The security for hospital inpatient data – including medical information, alongside patient age and postcode – was breached every year from 2009 to 2012.
The Health and Social Care Information Centre – which was answering on behalf of itself and its predecessor organisations – disclosed the breaches in response to a request under the Freedom of Information Act by patient advocacy group, medConfidential.
The FOI asked for a ‘dated list of every known data breach involving Hospital Episode Statistic data’ including the number of records involved in each breach.
The HSCIC responses states: ‘We are interpreting the term “data breach” to mean an incident whereby access to identifiable HES data has been compromised and/or identifiable data has been provided to the incorrect recipient.’
‘…With regards to HES data, from 2008 onwards, I can confirm that we hold records of one ‘data breach’ in each of the following years; 2009, 2010, 2011 and 2012.’
A HSCIC spokesperson added: ‘The HSCIC’s predecessor organisation, The NHS Information Centre, recorded four data breaches between 2009 and 2012, one of which was committed by an external organisation. No patient harm was caused and each situation has been thoroughly investigated and appropriate action taken.’

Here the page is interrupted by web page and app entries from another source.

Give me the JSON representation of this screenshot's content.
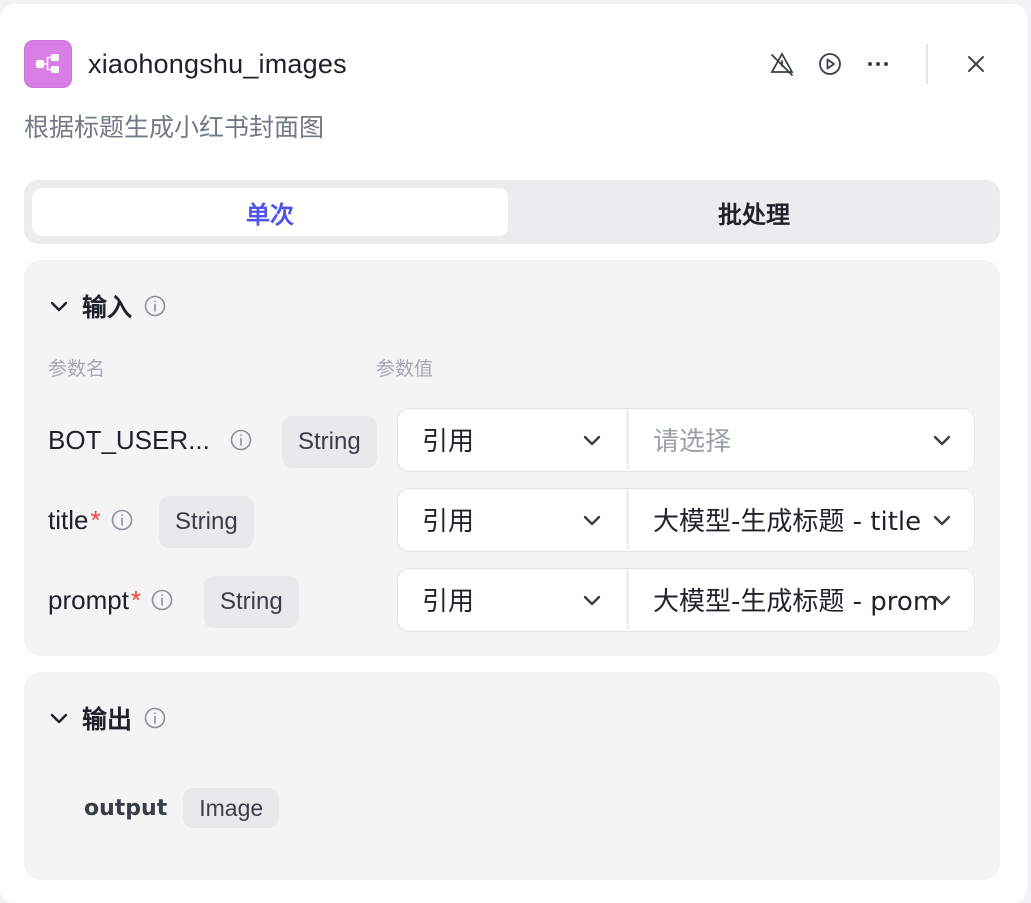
{
  "header": {
    "title": "xiaohongshu_images",
    "description": "根据标题生成小红书封面图",
    "icons": [
      "workflow-icon",
      "debug-off-icon",
      "run-icon",
      "more-icon",
      "close-icon"
    ]
  },
  "tabs": {
    "single": "单次",
    "batch": "批处理",
    "active": "single"
  },
  "input": {
    "title": "输入",
    "col_name": "参数名",
    "col_value": "参数值",
    "params": [
      {
        "name": "BOT_USER...",
        "required": false,
        "type": "String",
        "mode": "引用",
        "value": "请选择",
        "placeholder": true
      },
      {
        "name": "title",
        "required": true,
        "type": "String",
        "mode": "引用",
        "value": "大模型-生成标题 - title",
        "placeholder": false
      },
      {
        "name": "prompt",
        "required": true,
        "type": "String",
        "mode": "引用",
        "value": "大模型-生成标题 - prompt",
        "placeholder": false
      }
    ]
  },
  "output": {
    "title": "输出",
    "params": [
      {
        "name": "output",
        "type": "Image"
      }
    ]
  },
  "colors": {
    "accent": "#4d53e8",
    "app_icon": "#d97ee6",
    "required": "#f53f3f"
  }
}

A detailed audit of one of the breaches was included with the original FOI, the audit explains that a laptop used for accessing HES data by the London Health Observatory, was stolen in May 2011 with data including: ‘The full postcode and patient age for Hospital Episodes in 2009/10 throughout England’.
NHS England’s national director for Patients and Information, Tim Kelsey, previously said on the BBC’s Today programme, that ‘in 25 years there has never been a single episode in which the rules – very strict rules – have ever compromised a patient’s privacy’.
Phil Booth, coordinator of medConfidential, said: ‘Despite claiming a perfect record for security, we now find that patients’ hospital information has been breached multiple times – though officials have seen fit not to disclose the full details.’
However, an NHS England spokesperson clarified Mr Kelsey’s comments, saying: ‘What Tim meant by his comments was that he was not aware of any known breach of Hospital Episode Statistics (HES) data that had compromised patient privacy or led to any member of the public coming to harm.’
This article was ammended after the HSCIC corrected their response to explain that one of the four breaches was of anonymised data.